giving should start, according to Valerie S. Lies, president
of the Donors Forum of Chicago.
, Law Offices of , P.C., a forum associate
member, said he and other lawyers are obligated to inform
clients about philanthropic opinions and to educate clients
about the tax advantages of charitable giving. "Those
who fail to broach the subject should be admonished,"
have an obligation to bring it to the attention of clients,"
said. "It seems to me that
it's an omission if they don't. If I don't ask the question
because I'm afraid of the answer, I'm not a very good lawyer."
represents both donors and charities. "Clients who are potential donors generally have greater
wealth than they or their children are likely to spend,"
topic of philanthropic giving can arise in discussions about
estate and income tax planning, investing, insurance and the
intergenerational ownership or succession of a business,"
about establishing a charitable trust is no surprise to clients
who sit on charitable boards; but clients who have no particular
charitable motivation may need to hear about tax advantages
of trusts," he said.
think the fear is that when an attorney brings [philanthropic
giving] forward, that the client will see this as overreaching,"
an attorney has a good rapport with a client and communicate
candidly and openly, this shouldn't be a problem,"
matter needs to be presented matter-of-factly, and it needs
to be presented non-judgmentally," said. "Then, what you're
really doing is exposing your clients to a range of options. Then the client should walk away happy."
concerns boil down to questions about control and flexibility,"
said. "People worry that
their families might have unforeseen needs for the money,
that the mission of the charity might change, and that parting
with money will affect the family's ability to meet financial
goals. They also ask about tax advantages."
philanthropic giving is becoming a family decision,"
said. "He is handling a trust
that involves four generations of the same family. The

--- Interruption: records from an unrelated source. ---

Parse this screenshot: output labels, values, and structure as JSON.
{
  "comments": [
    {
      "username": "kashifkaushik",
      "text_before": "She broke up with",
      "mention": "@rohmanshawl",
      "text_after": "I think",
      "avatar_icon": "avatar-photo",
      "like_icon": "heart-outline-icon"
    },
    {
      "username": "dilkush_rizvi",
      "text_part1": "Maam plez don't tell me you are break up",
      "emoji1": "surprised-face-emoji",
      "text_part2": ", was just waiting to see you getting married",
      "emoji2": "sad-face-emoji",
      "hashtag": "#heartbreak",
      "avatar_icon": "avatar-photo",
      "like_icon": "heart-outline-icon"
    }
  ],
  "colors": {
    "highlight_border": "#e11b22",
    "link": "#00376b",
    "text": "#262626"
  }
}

family will come out ahead even after the gift is made.
it's done right, it's a win-win situation," said, "and yet lawyers back
away from it."